■ Material for the task:
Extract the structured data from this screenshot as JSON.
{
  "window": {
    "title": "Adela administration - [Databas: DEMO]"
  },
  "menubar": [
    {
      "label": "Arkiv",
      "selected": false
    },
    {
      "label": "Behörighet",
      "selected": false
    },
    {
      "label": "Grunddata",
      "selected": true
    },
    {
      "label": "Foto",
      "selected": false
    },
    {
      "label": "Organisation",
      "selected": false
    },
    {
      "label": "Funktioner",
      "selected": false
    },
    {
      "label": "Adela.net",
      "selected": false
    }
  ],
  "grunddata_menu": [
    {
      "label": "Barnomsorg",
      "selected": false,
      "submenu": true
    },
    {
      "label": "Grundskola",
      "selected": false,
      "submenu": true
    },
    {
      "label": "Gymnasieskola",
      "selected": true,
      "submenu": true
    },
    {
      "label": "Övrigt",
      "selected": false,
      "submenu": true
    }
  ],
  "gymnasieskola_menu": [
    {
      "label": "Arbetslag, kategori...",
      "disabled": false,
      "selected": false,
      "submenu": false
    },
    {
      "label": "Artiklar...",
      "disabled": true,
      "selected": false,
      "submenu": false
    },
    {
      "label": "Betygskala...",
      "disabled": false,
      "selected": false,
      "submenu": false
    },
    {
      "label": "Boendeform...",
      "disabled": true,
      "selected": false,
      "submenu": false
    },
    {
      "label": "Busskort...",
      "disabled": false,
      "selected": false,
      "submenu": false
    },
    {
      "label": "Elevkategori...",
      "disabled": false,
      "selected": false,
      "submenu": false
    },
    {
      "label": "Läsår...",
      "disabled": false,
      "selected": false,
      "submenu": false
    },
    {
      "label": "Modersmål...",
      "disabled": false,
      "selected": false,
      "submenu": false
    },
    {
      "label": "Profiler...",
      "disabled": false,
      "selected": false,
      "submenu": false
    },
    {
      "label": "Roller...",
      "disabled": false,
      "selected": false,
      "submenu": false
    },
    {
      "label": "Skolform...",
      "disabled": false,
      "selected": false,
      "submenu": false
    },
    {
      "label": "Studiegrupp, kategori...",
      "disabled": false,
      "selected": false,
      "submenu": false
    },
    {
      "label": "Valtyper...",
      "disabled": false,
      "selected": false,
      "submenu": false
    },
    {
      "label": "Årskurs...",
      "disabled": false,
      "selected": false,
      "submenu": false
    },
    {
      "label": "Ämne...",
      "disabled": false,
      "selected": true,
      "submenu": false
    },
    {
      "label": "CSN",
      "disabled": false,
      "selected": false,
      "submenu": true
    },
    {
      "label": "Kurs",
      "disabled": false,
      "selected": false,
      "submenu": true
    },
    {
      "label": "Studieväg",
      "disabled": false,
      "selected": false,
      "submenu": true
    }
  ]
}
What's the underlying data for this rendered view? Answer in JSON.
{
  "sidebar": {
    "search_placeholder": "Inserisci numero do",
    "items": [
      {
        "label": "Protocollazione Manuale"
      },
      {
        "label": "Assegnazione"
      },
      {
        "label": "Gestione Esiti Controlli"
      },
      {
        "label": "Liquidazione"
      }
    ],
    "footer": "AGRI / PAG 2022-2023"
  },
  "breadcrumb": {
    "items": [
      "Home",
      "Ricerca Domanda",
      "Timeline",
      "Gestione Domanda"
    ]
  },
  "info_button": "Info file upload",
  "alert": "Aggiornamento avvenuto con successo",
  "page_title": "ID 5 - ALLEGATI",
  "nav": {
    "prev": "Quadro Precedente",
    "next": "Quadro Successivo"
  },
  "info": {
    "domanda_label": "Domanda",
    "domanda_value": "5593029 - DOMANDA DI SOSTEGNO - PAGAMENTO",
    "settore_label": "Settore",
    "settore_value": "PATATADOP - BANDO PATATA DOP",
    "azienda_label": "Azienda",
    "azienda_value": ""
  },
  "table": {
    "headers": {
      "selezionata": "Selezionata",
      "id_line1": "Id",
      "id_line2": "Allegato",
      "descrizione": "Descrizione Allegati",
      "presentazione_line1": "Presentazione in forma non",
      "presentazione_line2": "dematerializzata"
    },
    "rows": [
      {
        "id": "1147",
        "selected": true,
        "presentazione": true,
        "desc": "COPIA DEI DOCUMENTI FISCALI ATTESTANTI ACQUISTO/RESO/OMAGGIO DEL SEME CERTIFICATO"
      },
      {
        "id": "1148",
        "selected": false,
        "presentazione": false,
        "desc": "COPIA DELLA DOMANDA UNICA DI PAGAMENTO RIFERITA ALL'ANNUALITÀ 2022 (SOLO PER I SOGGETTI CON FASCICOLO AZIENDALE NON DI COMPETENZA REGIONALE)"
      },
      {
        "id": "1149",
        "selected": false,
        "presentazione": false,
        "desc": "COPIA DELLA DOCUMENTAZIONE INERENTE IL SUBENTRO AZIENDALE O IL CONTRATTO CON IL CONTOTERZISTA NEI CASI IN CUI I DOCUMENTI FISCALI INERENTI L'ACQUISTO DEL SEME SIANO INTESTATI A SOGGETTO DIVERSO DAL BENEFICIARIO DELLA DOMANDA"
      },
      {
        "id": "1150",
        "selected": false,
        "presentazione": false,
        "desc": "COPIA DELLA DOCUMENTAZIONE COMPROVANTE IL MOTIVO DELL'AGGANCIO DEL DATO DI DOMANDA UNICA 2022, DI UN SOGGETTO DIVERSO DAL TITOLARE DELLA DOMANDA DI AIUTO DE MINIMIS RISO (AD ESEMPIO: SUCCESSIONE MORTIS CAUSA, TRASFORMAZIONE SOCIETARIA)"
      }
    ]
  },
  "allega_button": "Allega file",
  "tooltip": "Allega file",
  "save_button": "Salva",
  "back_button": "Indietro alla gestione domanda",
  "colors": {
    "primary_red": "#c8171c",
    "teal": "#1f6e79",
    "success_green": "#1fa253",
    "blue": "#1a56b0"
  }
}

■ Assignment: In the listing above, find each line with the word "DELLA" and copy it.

■ Answer section:
        "desc": "COPIA DELLA DOMANDA UNICA DI PAGAMENTO RIFERITA ALL'ANNUALITÀ 2022 (SOLO PER I SOGGETTI CON FASCICOLO AZIENDALE NON DI COMPETENZA REGIONALE)"
        "desc": "COPIA DELLA DOCUMENTAZIONE INERENTE IL SUBENTRO AZIENDALE O IL CONTRATTO CON IL CONTOTERZISTA NEI CASI IN CUI I DOCUMENTI FISCALI INERENTI L'ACQUISTO DEL SEME SIANO INTESTATI A SOGGETTO DIVERSO DAL BENEFICIARIO DELLA DOMANDA"
        "desc": "COPIA DELLA DOCUMENTAZIONE COMPROVANTE IL MOTIVO DELL'AGGANCIO DEL DATO DI DOMANDA UNICA 2022, DI UN SOGGETTO DIVERSO DAL TITOLARE DELLA DOMANDA DI AIUTO DE MINIMIS RISO (AD ESEMPIO: SUCCESSIONE MORTIS CAUSA, TRASFORMAZIONE SOCIETARIA)"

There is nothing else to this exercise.